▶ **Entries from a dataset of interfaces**

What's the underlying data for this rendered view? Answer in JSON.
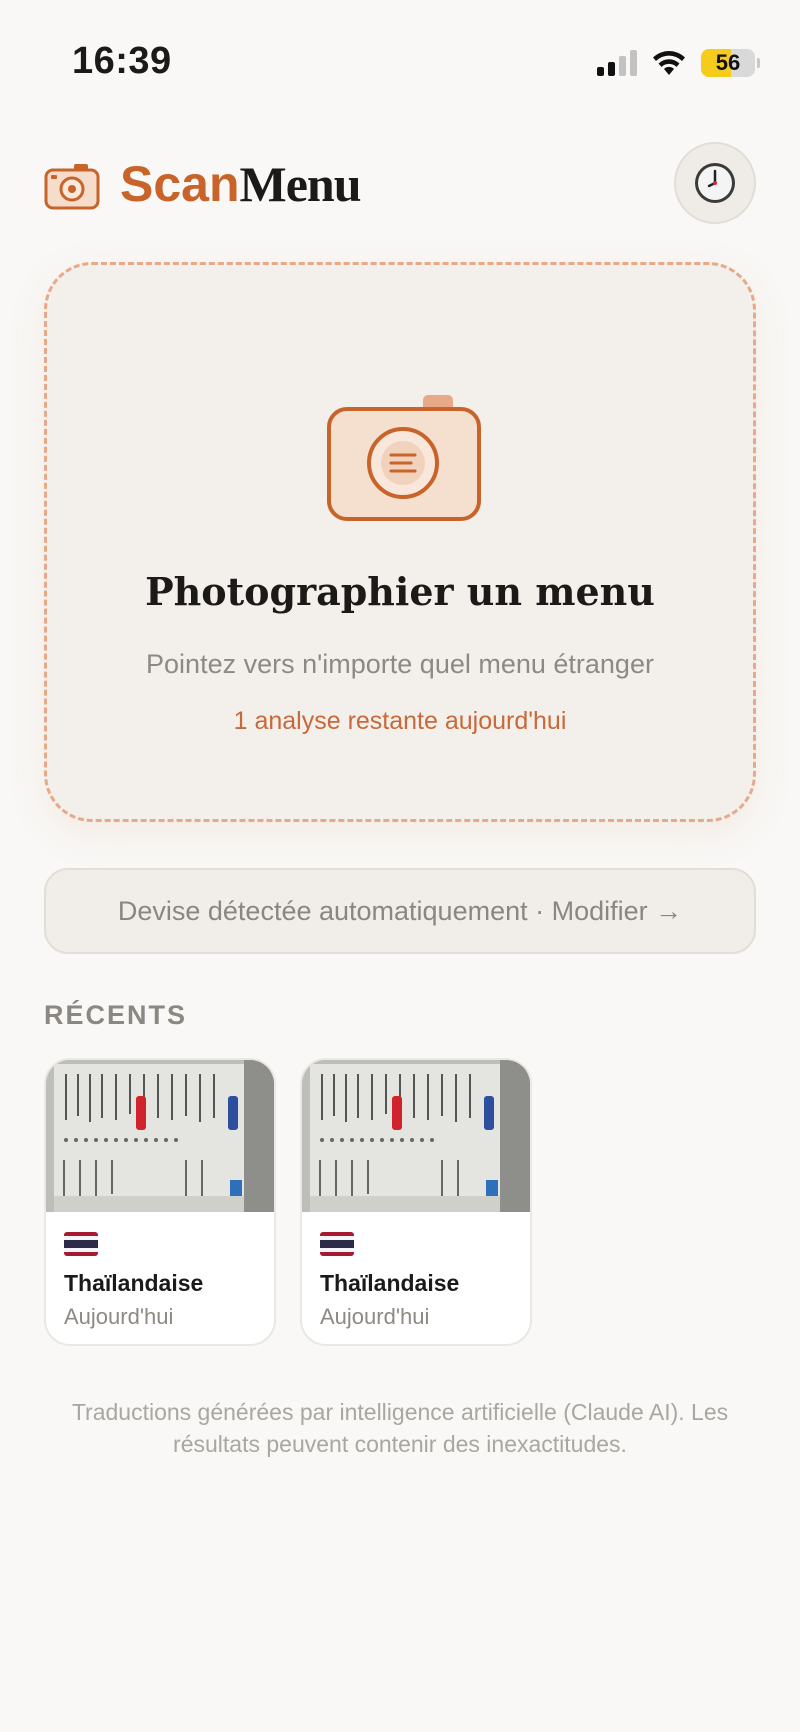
{
  "status_bar": {
    "time": "16:39",
    "battery": "56"
  },
  "header": {
    "brand_part1": "Scan",
    "brand_part2": "Menu",
    "history_icon": "clock-icon"
  },
  "scan_card": {
    "title": "Photographier un menu",
    "subtitle": "Pointez vers n'importe quel menu étranger",
    "remaining": "1 analyse restante aujourd'hui"
  },
  "currency": {
    "label": "Devise détectée automatiquement · Modifier →"
  },
  "recents": {
    "title": "RÉCENTS",
    "items": [
      {
        "cuisine": "Thaïlandaise",
        "date": "Aujourd'hui",
        "flag": "thailand-flag"
      },
      {
        "cuisine": "Thaïlandaise",
        "date": "Aujourd'hui",
        "flag": "thailand-flag"
      }
    ]
  },
  "disclaimer": "Traductions générées par intelligence artificielle (Claude AI). Les résultats peuvent contenir des inexactitudes.",
  "colors": {
    "accent": "#c8632a",
    "background": "#f9f8f6",
    "card": "#f3efea"
  }
}
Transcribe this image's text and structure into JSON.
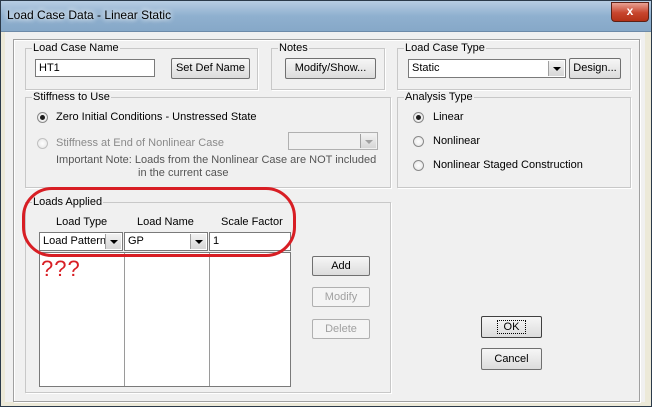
{
  "window": {
    "title": "Load Case Data - Linear Static",
    "close_glyph": "x"
  },
  "load_case_name": {
    "label": "Load Case Name",
    "value": "HT1",
    "set_def_name_button": "Set Def Name"
  },
  "notes": {
    "label": "Notes",
    "button": "Modify/Show..."
  },
  "load_case_type": {
    "label": "Load Case Type",
    "value": "Static",
    "design_button": "Design..."
  },
  "stiffness": {
    "label": "Stiffness to Use",
    "option_zero": "Zero Initial Conditions - Unstressed State",
    "option_nonlinear": "Stiffness at End of Nonlinear Case",
    "note_line1": "Important Note:   Loads from the Nonlinear Case are NOT included",
    "note_line2": "in the current case"
  },
  "analysis_type": {
    "label": "Analysis Type",
    "options": [
      "Linear",
      "Nonlinear",
      "Nonlinear Staged Construction"
    ],
    "selected": "Linear"
  },
  "loads_applied": {
    "label": "Loads Applied",
    "headers": [
      "Load Type",
      "Load Name",
      "Scale Factor"
    ],
    "row": {
      "load_type": "Load Pattern",
      "load_name": "GP",
      "scale_factor": "1"
    },
    "buttons": {
      "add": "Add",
      "modify": "Modify",
      "delete": "Delete"
    }
  },
  "annotation": {
    "text": "???",
    "color": "#d81e24"
  },
  "footer": {
    "ok": "OK",
    "cancel": "Cancel"
  }
}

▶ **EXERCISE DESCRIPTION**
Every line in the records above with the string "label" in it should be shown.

▶ **RESPONSE BELOW**
    "label": "Devise détectée automatiquement · Modifier →"
    "label": "Load Case Name",
    "label": "Notes",
    "label": "Load Case Type",
    "label": "Stiffness to Use",
    "label": "Analysis Type",
    "label": "Loads Applied",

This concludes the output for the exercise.